#### [WORK ORDER]
Copy out exactly the lines that begin with the one containing "What's the underlying" and continue until the last line of the material.
--- --- ---
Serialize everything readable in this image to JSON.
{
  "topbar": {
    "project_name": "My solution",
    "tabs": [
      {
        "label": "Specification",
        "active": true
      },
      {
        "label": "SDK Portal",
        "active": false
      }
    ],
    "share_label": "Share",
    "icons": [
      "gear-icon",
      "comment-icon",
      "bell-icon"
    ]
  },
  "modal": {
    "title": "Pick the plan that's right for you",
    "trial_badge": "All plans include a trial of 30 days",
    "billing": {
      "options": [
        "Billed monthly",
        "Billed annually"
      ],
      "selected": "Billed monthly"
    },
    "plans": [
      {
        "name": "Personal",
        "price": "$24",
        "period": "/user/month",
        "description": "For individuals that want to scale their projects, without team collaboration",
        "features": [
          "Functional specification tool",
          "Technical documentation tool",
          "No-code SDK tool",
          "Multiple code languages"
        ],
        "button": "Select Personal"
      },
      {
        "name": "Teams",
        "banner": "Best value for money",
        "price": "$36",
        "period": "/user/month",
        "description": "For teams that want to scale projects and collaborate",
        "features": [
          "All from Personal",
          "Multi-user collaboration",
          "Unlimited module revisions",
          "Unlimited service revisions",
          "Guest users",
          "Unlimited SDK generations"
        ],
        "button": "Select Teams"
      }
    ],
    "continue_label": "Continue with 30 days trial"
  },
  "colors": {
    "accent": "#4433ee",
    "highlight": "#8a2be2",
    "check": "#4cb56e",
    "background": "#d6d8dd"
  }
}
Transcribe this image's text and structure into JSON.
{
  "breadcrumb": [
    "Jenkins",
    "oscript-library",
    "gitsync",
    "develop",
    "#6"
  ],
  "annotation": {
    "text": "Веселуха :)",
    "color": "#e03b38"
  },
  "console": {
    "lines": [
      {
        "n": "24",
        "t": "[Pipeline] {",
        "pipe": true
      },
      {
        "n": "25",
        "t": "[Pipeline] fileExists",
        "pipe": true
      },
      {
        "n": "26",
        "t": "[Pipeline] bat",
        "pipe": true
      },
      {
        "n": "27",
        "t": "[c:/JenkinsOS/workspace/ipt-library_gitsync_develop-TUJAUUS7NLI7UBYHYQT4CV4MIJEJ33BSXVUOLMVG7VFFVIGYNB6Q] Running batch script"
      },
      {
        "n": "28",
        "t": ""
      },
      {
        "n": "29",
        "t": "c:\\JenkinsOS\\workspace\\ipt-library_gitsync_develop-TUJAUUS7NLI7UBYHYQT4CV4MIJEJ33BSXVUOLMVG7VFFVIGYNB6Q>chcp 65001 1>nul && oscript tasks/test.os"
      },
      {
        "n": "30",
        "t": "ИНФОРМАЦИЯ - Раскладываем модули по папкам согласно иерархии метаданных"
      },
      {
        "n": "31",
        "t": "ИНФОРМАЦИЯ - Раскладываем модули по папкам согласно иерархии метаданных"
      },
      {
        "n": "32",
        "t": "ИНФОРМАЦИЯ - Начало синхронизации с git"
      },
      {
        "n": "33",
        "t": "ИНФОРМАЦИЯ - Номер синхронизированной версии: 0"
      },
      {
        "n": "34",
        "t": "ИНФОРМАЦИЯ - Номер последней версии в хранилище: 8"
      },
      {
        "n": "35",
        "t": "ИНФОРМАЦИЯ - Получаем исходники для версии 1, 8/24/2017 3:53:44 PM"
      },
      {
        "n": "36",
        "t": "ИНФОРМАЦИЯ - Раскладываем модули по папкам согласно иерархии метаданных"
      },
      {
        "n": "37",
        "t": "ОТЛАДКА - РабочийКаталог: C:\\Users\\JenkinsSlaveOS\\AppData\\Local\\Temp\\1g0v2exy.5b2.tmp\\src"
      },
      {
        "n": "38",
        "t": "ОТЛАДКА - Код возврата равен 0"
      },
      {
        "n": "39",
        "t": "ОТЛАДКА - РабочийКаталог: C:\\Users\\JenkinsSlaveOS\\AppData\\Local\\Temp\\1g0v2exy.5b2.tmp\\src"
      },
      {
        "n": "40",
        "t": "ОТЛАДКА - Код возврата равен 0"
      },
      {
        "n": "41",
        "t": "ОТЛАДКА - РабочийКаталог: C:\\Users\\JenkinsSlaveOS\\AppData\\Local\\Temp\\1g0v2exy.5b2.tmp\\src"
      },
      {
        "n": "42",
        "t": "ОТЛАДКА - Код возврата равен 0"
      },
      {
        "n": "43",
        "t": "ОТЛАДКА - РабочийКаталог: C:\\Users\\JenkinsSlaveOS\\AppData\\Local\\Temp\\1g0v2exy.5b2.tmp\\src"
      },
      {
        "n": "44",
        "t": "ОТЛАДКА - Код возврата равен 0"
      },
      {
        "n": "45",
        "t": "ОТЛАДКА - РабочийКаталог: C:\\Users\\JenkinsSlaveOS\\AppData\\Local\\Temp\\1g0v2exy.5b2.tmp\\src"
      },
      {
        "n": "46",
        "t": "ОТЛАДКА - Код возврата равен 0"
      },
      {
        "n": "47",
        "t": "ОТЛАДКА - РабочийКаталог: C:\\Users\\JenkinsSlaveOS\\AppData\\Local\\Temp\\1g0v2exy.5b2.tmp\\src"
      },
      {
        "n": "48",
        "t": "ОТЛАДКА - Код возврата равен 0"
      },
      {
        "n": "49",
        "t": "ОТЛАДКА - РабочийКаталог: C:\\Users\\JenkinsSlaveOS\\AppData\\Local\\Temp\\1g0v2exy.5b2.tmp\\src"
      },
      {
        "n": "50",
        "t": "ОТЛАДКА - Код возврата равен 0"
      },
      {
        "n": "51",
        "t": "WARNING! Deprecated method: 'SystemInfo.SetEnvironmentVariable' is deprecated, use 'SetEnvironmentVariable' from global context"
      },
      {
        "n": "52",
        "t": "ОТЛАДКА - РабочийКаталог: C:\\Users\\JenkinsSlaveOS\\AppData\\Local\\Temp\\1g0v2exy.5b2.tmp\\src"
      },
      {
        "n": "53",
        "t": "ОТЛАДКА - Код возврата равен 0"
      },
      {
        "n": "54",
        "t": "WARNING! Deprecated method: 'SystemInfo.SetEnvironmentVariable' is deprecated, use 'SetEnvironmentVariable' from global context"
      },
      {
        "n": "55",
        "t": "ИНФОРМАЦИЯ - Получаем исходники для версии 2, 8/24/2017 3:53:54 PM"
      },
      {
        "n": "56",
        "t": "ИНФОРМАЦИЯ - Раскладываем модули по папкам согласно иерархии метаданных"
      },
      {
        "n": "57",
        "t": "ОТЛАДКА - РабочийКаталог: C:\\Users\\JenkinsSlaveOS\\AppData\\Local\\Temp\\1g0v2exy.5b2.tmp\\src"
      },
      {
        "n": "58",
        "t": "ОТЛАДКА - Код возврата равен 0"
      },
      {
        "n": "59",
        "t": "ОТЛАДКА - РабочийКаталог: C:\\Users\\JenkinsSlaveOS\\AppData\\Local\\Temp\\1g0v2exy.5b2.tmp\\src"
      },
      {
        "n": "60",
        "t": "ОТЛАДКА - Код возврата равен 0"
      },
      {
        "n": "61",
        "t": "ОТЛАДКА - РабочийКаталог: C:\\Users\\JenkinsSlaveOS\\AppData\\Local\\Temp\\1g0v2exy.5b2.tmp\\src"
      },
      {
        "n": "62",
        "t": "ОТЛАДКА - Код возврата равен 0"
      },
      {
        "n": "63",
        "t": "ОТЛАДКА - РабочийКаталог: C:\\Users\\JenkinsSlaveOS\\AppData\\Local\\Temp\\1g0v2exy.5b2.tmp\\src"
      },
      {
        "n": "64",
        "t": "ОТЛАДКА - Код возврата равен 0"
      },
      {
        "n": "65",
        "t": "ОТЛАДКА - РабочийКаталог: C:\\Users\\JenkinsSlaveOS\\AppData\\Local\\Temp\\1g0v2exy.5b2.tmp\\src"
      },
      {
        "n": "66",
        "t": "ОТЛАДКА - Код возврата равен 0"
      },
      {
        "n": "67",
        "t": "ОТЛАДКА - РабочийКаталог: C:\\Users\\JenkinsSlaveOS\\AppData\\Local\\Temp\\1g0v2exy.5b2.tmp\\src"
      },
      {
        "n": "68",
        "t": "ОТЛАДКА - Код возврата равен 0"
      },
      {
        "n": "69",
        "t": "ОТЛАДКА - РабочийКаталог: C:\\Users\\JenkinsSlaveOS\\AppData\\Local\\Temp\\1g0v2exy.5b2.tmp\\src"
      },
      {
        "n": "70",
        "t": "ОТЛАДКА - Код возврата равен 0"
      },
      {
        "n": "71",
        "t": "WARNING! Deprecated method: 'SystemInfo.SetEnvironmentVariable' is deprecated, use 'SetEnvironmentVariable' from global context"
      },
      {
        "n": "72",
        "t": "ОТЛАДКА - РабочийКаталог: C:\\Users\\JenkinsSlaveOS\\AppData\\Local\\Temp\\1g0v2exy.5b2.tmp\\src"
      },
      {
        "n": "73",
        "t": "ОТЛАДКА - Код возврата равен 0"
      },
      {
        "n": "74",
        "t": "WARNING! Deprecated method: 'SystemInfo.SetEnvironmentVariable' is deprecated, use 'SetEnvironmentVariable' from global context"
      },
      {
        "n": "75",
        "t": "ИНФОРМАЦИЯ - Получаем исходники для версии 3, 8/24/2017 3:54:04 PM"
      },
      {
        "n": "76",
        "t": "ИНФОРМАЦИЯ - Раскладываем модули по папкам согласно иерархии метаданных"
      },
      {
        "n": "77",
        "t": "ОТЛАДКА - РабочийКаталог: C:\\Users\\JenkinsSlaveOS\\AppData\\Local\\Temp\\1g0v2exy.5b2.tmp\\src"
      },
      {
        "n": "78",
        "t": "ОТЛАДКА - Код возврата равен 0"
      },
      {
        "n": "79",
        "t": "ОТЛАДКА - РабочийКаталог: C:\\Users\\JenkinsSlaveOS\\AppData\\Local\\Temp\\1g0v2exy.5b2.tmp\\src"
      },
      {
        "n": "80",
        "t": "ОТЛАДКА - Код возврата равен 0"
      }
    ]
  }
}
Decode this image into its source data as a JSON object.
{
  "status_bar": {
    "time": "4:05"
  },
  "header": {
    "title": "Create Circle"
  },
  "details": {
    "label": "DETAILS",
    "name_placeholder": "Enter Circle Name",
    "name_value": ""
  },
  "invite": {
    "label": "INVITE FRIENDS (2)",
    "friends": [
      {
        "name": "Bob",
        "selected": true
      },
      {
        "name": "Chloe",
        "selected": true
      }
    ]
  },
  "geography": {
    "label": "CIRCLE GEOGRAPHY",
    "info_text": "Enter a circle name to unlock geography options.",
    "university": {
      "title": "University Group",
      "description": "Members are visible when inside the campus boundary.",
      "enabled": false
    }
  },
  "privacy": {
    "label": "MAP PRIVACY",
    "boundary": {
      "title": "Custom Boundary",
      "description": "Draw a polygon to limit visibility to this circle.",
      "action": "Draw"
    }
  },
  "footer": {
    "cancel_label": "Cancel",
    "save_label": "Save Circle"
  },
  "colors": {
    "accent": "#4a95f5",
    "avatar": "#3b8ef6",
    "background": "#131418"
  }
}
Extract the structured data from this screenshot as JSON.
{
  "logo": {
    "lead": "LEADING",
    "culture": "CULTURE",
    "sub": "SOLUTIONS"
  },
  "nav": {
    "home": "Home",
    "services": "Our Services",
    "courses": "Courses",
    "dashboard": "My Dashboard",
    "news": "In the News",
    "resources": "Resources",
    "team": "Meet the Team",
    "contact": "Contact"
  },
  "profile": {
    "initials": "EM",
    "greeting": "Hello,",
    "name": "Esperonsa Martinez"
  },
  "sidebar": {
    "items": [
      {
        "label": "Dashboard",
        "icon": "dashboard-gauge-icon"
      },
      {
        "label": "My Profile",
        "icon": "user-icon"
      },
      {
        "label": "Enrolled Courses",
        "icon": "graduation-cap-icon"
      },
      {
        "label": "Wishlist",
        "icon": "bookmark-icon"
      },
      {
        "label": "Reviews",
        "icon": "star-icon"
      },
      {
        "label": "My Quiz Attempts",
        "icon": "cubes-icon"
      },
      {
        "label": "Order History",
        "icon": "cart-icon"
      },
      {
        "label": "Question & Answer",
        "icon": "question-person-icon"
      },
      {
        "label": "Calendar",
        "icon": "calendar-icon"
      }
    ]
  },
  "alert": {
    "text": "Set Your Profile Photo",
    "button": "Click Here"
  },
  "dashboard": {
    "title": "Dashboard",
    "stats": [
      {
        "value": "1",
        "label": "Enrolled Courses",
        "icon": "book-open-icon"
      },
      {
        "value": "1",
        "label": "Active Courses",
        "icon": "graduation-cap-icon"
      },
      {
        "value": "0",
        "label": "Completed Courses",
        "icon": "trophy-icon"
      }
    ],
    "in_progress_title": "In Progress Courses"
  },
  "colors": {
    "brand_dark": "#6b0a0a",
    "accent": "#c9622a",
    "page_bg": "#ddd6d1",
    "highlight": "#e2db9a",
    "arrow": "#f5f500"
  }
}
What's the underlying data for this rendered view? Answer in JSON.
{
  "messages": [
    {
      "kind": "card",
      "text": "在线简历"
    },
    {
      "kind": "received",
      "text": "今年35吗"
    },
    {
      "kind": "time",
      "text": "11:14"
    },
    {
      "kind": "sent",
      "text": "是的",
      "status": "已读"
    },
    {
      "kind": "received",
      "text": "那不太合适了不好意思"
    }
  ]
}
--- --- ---
#### [YOUR RESPONSE]
What's the underlying data for this rendered view? Answer in JSON.
{
  "messages": [
    {
      "kind": "card",
      "text": "在线简历"
    },
    {
      "kind": "received",
      "text": "今年35吗"
    },
    {
      "kind": "time",
      "text": "11:14"
    },
    {
      "kind": "sent",
      "text": "是的",
      "status": "已读"
    },
    {
      "kind": "received",
      "text": "那不太合适了不好意思"
    }
  ]
}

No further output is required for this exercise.